TASK OBJECTIVE: Return the entries below word for word; no images should appear in the copy.

Component data from apps and pages:
Content starts

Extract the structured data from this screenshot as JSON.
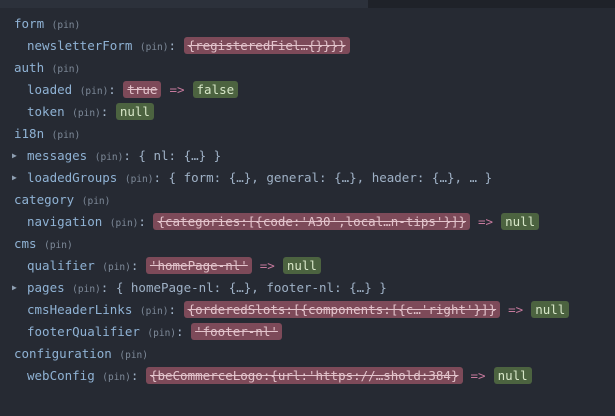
{
  "tree": [
    {
      "type": "section",
      "key": "form",
      "pin": "(pin)"
    },
    {
      "type": "changed",
      "key": "newsletterForm",
      "pin": "(pin)",
      "colon": ":",
      "old": "{registeredFiel…{}}}}"
    },
    {
      "type": "section",
      "key": "auth",
      "pin": "(pin)"
    },
    {
      "type": "changed",
      "key": "loaded",
      "pin": "(pin)",
      "colon": ":",
      "old": "true",
      "arrow": "=>",
      "new": "false"
    },
    {
      "type": "changed",
      "key": "token",
      "pin": "(pin)",
      "colon": ":",
      "new": "null"
    },
    {
      "type": "section",
      "key": "i18n",
      "pin": "(pin)"
    },
    {
      "type": "expandable",
      "key": "messages",
      "pin": "(pin)",
      "colon": ":",
      "value": "{ nl: {…} }"
    },
    {
      "type": "expandable",
      "key": "loadedGroups",
      "pin": "(pin)",
      "colon": ":",
      "value": "{ form: {…}, general: {…}, header: {…}, … }"
    },
    {
      "type": "section",
      "key": "category",
      "pin": "(pin)"
    },
    {
      "type": "changed",
      "key": "navigation",
      "pin": "(pin)",
      "colon": ":",
      "old": "{categories:[{code:'A30',local…n-tips'}]}",
      "arrow": "=>",
      "new": "null"
    },
    {
      "type": "section",
      "key": "cms",
      "pin": "(pin)"
    },
    {
      "type": "changed",
      "key": "qualifier",
      "pin": "(pin)",
      "colon": ":",
      "old": "'homePage-nl'",
      "arrow": "=>",
      "new": "null"
    },
    {
      "type": "expandable",
      "key": "pages",
      "pin": "(pin)",
      "colon": ":",
      "value": "{ homePage-nl: {…}, footer-nl: {…} }"
    },
    {
      "type": "changed",
      "key": "cmsHeaderLinks",
      "pin": "(pin)",
      "colon": ":",
      "old": "{orderedSlots:[{components:[{c…'right'}]}",
      "arrow": "=>",
      "new": "null"
    },
    {
      "type": "changed",
      "key": "footerQualifier",
      "pin": "(pin)",
      "colon": ":",
      "old": "'footer-nl'"
    },
    {
      "type": "section",
      "key": "configuration",
      "pin": "(pin)"
    },
    {
      "type": "changed",
      "key": "webConfig",
      "pin": "(pin)",
      "colon": ":",
      "old": "{beCommerceLogo:{url:'https://…shold:384}",
      "arrow": "=>",
      "new": "null"
    }
  ]
}
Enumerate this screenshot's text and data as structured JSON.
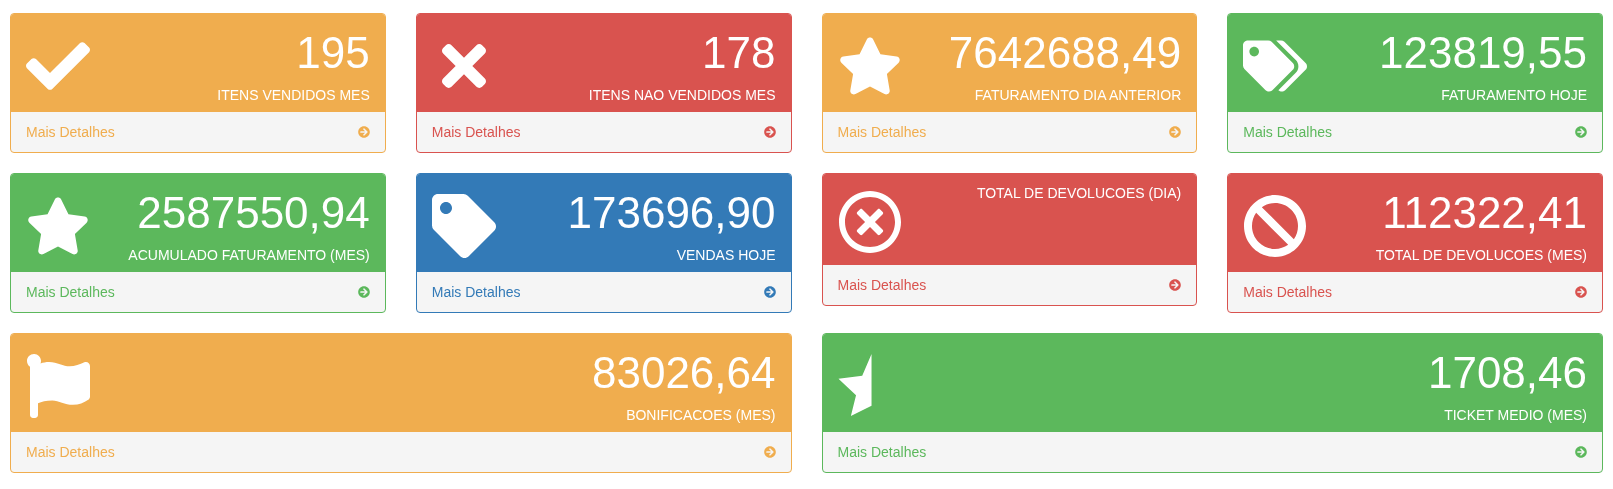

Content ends

WRITTEN SOLUTION:
Extract the structured data from this screenshot as JSON.
{
  "tree": [
    {
      "type": "section",
      "key": "form",
      "pin": "(pin)"
    },
    {
      "type": "changed",
      "key": "newsletterForm",
      "pin": "(pin)",
      "colon": ":",
      "old": "{registeredFiel…{}}}}"
    },
    {
      "type": "section",
      "key": "auth",
      "pin": "(pin)"
    },
    {
      "type": "changed",
      "key": "loaded",
      "pin": "(pin)",
      "colon": ":",
      "old": "true",
      "arrow": "=>",
      "new": "false"
    },
    {
      "type": "changed",
      "key": "token",
      "pin": "(pin)",
      "colon": ":",
      "new": "null"
    },
    {
      "type": "section",
      "key": "i18n",
      "pin": "(pin)"
    },
    {
      "type": "expandable",
      "key": "messages",
      "pin": "(pin)",
      "colon": ":",
      "value": "{ nl: {…} }"
    },
    {
      "type": "expandable",
      "key": "loadedGroups",
      "pin": "(pin)",
      "colon": ":",
      "value": "{ form: {…}, general: {…}, header: {…}, … }"
    },
    {
      "type": "section",
      "key": "category",
      "pin": "(pin)"
    },
    {
      "type": "changed",
      "key": "navigation",
      "pin": "(pin)",
      "colon": ":",
      "old": "{categories:[{code:'A30',local…n-tips'}]}",
      "arrow": "=>",
      "new": "null"
    },
    {
      "type": "section",
      "key": "cms",
      "pin": "(pin)"
    },
    {
      "type": "changed",
      "key": "qualifier",
      "pin": "(pin)",
      "colon": ":",
      "old": "'homePage-nl'",
      "arrow": "=>",
      "new": "null"
    },
    {
      "type": "expandable",
      "key": "pages",
      "pin": "(pin)",
      "colon": ":",
      "value": "{ homePage-nl: {…}, footer-nl: {…} }"
    },
    {
      "type": "changed",
      "key": "cmsHeaderLinks",
      "pin": "(pin)",
      "colon": ":",
      "old": "{orderedSlots:[{components:[{c…'right'}]}",
      "arrow": "=>",
      "new": "null"
    },
    {
      "type": "changed",
      "key": "footerQualifier",
      "pin": "(pin)",
      "colon": ":",
      "old": "'footer-nl'"
    },
    {
      "type": "section",
      "key": "configuration",
      "pin": "(pin)"
    },
    {
      "type": "changed",
      "key": "webConfig",
      "pin": "(pin)",
      "colon": ":",
      "old": "{beCommerceLogo:{url:'https://…shold:384}",
      "arrow": "=>",
      "new": "null"
    }
  ]
}
Enumerate this screenshot's text and data as structured JSON.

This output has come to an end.